→ Task requirements
In the records, find each line where "Shift" occurs, and copy it.

→ Records
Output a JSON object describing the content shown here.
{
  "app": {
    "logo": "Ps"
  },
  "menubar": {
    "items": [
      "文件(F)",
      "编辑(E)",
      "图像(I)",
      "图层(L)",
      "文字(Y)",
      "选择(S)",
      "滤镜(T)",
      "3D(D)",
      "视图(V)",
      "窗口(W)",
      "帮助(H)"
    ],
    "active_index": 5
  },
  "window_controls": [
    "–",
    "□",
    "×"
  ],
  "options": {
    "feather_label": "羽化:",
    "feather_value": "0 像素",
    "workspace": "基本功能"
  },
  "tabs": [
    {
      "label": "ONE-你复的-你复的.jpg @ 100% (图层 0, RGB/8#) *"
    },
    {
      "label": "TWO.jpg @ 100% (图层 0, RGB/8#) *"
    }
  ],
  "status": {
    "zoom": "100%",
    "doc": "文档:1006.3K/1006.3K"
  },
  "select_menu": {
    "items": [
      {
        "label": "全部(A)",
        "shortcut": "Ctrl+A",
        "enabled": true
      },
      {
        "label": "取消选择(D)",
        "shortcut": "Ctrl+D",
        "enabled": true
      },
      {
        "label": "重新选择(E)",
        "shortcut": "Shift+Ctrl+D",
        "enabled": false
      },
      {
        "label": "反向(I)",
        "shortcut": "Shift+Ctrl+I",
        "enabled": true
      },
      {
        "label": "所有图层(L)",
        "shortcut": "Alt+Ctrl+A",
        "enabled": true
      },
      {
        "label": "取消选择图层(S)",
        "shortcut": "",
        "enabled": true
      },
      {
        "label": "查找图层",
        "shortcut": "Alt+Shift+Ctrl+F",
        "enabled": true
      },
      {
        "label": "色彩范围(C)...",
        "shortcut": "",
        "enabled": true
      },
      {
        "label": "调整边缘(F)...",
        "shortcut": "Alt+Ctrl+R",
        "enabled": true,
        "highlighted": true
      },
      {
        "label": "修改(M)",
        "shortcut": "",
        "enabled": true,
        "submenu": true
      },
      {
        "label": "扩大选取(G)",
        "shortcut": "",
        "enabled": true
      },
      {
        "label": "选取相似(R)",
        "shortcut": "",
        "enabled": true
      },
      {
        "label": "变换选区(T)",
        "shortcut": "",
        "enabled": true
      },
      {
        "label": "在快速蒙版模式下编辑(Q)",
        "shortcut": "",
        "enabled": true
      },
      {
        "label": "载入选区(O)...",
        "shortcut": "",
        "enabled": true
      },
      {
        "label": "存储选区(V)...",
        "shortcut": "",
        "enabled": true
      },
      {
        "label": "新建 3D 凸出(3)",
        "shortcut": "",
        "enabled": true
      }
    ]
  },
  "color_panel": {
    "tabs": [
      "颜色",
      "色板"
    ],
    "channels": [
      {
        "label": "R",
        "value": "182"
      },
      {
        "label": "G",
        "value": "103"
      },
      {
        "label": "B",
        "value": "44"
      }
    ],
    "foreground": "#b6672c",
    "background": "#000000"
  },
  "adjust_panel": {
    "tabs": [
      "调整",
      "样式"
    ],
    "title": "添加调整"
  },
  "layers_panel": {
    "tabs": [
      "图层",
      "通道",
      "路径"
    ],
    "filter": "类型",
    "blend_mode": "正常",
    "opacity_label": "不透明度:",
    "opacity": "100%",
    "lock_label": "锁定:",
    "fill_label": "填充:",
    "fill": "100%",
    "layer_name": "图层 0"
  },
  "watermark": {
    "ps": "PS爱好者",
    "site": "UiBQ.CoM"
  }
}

→ Problem solution
        "shortcut": "Shift+Ctrl+D",
        "shortcut": "Shift+Ctrl+I",
        "shortcut": "Alt+Shift+Ctrl+F",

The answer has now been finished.